Ebert (Edward Sharpe & The Magnetic Zeros), the film is a gripping,visceral and powerfully moving tribute to ingenuity and resilience.

Deep into a solo voyage in the Indian Ocean, an unnamed man (Redford) wakes to find his 39-foot yacht taking on water after a collision with a shipping container left floating on the high seas. With his navigation equipment and radio disabled, the man sails unknowingly into the path of a violent storm. Despite his success in patching the breached hull, his marinerís intuition and a strength that belies his age, the man barely survives the tempest.

Using only a sextant and nautical maps to chart his progress, he is forced to rely on ocean currents to carry him into a shipping lane in hopes of hailing a passing vessel. But with the sun unrelenting, sharks circling and his meager supplies dwindling, the ever-resourceful sailor soon finds himself staring his mortality in the face.

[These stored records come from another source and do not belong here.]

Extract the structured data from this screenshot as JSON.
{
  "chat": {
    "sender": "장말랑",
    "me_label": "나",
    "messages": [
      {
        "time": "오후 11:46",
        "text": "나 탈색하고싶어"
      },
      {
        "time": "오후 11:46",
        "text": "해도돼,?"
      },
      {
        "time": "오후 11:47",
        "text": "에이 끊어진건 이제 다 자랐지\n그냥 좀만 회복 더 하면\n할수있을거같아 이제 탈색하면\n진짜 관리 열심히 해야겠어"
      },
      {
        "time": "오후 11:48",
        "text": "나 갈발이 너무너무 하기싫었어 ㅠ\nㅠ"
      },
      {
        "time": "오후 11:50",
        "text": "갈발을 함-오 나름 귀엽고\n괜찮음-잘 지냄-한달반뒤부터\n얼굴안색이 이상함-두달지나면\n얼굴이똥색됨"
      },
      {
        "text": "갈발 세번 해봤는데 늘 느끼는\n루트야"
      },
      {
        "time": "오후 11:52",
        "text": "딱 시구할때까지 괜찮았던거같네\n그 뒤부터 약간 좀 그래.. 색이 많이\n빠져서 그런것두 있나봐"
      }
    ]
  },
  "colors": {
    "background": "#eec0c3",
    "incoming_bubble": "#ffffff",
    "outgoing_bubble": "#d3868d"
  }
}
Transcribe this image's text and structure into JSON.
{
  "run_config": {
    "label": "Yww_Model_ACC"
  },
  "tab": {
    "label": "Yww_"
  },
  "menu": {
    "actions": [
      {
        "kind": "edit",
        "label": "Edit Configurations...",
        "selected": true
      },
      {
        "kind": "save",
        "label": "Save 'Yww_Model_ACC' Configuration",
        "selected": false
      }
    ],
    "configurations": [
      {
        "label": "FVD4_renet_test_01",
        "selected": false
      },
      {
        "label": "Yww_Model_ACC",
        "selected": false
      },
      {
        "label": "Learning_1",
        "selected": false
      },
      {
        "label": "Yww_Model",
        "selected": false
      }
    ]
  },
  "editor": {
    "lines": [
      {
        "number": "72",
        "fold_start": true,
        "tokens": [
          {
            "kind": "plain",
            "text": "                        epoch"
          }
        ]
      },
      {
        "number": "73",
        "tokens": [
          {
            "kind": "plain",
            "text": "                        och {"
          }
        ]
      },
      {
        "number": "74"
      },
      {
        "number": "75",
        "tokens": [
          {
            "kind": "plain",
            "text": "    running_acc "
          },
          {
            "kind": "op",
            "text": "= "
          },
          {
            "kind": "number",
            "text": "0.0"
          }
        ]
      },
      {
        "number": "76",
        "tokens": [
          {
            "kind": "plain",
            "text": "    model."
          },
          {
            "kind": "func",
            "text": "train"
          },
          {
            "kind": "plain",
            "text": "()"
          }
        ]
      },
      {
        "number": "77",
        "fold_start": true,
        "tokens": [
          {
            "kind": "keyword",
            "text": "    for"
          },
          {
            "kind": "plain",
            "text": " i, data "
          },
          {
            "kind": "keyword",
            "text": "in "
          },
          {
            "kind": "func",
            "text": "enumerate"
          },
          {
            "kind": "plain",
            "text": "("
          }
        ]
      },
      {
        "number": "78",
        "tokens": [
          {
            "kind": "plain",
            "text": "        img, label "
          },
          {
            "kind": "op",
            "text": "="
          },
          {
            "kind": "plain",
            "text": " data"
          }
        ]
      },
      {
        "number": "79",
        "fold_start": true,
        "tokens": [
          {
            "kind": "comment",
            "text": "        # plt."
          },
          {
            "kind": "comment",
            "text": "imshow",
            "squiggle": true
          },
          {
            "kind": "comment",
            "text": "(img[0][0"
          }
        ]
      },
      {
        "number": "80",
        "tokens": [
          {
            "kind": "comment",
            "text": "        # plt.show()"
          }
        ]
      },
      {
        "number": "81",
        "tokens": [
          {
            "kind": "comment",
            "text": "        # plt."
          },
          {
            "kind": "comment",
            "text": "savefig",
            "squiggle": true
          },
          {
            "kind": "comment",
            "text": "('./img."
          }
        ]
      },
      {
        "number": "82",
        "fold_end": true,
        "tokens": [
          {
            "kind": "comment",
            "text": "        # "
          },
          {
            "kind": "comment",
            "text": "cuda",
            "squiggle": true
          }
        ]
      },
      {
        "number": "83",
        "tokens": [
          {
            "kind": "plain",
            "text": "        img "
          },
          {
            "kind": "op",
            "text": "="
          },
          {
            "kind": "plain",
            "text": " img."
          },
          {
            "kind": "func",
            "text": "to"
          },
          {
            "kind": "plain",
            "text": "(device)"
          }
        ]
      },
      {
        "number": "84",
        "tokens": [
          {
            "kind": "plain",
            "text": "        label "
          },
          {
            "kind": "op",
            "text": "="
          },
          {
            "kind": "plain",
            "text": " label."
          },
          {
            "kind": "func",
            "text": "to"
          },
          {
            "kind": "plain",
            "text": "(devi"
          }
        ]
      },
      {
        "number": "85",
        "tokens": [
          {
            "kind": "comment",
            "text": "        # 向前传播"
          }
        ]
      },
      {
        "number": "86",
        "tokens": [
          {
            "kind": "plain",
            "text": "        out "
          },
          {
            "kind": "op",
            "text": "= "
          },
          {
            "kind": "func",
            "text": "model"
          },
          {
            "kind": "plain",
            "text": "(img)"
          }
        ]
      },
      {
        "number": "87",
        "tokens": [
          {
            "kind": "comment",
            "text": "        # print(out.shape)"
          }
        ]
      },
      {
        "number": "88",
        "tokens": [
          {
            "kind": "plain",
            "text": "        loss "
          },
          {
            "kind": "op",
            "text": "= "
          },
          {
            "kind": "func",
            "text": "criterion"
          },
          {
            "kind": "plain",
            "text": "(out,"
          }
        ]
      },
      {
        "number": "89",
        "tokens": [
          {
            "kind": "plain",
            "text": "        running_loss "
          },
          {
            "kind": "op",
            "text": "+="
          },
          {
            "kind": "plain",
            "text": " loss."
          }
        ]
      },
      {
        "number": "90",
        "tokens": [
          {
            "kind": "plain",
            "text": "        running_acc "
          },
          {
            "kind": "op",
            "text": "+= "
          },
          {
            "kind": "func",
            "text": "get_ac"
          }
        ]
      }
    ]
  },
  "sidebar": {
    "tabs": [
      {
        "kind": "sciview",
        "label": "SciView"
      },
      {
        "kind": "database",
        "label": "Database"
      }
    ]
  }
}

FilmNation Entertainment, Black Bear Pictures, and Treehouse Pictures Present a Before The Door / Washington Square Films Production. Robert Redford in "ALL IS LOST". The director of photography is Frank G. DeMarco and the underwater director of photography

is Peter Zuccarini. Production designer is John P. Goldsmith. Editor is Pete Beaudreau. The music is composed by Alex Ebert. Visual effects supervisor is Robert Munroe. Executive producers are Cassian Elwes, Laura Rister, Glen Basner, Joshua Blum, Howard Cohen, Eric DíArbeloff, Rob Barnum, Kevin Turen, Corey Moosa and Zachary Quinto. The producers are Justin Nappi and Teddy Schwarzman. Produced by Neal Dodson p.g.a. and Anna Gerb p.g.a. Written and directed by J.C. Chandor." - Universal Pictures International Australasia PR
First Look:
Production still: by Richard Foreman, courtesy of All Is Lost Productions, LLC
Photo Credit: Daniel D
Guys at work. Director J.C. Chandor and Robert Redford discuss a shot.
Credit: Andrew Illson